(This review will be SPOILER-FREE for the first portion; I’ll warn ya before I start talking about who dies)
In Shazam!, young Billy Batson receives the same powers that Tom Hanks gets in Big, and ushers in one of the more fun entries into Warner Brothers’ dark and mostly serious DCEU (Detective Comics Expanded Universe). Well maybe not exactly the same; Tom Hanks couldn’t fly, shoot lightning, or return back to his boyhood self after uttering the name SHAZAM! (At least not in the version of Big that I saw).
Back in 2013, Warner Brothers’ sought to replicate what Disney had done with the Marvel Cinematic Universe (MCU) with its own freshman entry, Zack Snyder’s, Man of Steel. Steel was met with middling to not so great reviews, setting the unfortunate norm for many entries into the DCEU cinematic universe. Some stand-out entries have shown signs of a ship slowly being steered towards a better course: 2017’s Wonder Woman, featuring a plot that makes sense, a powerful performance from Gal Gadot, and a mediocre final villain showdown (can’t win ‘em all). Then there’s 2018’s Aquaman, featuring a plot that makes sense enough, but regardless is a VERY entertaining spectacle. So now onto 2019’s Shazam!, which is (in my opinion) the strongest film in DC’s cinematic universe thus far.

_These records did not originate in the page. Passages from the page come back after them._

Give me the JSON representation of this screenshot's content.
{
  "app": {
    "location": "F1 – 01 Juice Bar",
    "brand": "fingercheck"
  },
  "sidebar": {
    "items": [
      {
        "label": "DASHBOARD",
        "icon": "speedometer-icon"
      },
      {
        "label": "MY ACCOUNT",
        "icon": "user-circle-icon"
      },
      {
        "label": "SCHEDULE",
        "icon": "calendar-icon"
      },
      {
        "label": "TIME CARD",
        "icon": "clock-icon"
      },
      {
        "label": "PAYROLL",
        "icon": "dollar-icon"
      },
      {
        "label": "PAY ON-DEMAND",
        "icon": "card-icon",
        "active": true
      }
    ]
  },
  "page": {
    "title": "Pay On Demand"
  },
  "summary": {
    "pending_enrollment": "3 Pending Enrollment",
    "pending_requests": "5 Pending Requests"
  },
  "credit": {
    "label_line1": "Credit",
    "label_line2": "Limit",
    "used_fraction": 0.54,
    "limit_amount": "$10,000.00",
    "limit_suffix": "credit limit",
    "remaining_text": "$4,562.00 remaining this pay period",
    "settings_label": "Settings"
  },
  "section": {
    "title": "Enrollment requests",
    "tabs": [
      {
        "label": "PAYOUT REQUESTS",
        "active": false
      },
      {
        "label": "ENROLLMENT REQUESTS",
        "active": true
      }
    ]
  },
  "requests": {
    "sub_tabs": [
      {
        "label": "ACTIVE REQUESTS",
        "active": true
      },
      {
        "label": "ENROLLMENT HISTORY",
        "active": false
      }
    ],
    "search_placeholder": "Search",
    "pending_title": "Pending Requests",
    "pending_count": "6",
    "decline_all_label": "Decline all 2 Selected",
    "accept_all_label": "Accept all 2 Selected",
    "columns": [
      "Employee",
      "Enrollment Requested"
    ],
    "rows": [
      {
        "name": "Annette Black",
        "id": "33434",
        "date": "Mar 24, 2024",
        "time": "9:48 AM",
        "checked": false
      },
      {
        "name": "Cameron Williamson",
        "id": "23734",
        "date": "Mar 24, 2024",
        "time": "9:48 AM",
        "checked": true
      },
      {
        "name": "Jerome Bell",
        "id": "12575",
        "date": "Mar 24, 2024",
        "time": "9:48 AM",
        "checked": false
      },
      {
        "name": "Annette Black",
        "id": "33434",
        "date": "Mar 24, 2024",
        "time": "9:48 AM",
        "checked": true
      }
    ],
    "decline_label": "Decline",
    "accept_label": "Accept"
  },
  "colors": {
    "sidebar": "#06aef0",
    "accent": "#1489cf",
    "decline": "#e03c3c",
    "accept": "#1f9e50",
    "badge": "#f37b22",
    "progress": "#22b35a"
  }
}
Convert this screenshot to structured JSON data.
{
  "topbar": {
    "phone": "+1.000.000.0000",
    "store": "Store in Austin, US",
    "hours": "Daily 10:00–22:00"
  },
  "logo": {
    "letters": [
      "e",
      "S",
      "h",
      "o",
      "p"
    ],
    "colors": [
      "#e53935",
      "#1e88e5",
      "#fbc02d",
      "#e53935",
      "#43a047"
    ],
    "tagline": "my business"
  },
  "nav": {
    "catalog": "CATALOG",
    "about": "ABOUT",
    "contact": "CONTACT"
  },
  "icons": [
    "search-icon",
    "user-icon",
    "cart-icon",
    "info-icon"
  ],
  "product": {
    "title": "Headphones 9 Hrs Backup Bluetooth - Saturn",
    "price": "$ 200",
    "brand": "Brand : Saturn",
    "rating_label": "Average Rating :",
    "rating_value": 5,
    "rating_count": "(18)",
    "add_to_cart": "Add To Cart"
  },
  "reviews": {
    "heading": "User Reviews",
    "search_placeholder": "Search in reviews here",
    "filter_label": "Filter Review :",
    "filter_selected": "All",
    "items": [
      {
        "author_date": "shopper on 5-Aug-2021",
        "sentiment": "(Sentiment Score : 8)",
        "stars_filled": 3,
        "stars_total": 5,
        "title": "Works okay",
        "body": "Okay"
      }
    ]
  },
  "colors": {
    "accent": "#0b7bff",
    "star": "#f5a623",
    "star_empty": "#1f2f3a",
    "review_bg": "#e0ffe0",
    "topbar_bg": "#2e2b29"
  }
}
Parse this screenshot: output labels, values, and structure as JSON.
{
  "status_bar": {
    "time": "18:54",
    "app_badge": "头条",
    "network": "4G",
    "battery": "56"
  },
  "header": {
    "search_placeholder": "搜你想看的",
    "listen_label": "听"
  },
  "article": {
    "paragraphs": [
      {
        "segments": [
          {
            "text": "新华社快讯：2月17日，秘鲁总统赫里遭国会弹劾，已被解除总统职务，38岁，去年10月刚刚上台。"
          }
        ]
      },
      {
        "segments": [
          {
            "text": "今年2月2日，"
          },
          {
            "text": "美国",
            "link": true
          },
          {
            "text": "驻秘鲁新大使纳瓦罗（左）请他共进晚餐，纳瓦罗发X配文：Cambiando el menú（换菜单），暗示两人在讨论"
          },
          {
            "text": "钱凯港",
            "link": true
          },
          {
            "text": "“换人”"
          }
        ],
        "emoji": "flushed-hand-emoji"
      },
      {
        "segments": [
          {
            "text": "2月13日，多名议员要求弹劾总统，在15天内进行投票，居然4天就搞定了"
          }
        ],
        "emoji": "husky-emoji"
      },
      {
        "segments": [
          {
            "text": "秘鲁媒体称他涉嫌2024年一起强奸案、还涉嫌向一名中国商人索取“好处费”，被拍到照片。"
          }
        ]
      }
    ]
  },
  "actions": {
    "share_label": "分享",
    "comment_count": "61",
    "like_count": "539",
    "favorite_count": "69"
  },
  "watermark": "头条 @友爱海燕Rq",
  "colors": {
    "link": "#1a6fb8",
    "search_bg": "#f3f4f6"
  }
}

Shazam! brings the fun. Zachary Levi’s performance as an adult who is (literally) a child at heart is a joy to watch. He carries this film on his red and white caped shoulders. His chemistry with his foster brother and plucky young sidekick, Freddy Freeman, played by Jack Dylan Grazer, is great and sells this bizarre superhero origin story. That’s what the plot of this movie is at the end of the day, an origin story, although it doesn’t feel too bogged down by that fact. Batman and Superman are mentioned often in this film; we see action figures, apparel, and “real world” memorabilia from the Caped Crusader’s escapades. This helps sell the casual nature of the film. Billy/Shazam isn’t the first of his kind. He has other examples in the world to emulate and with Freddy as his superhero aficionado, the otherwise mundane origin tropes become self-aware and fun to watch.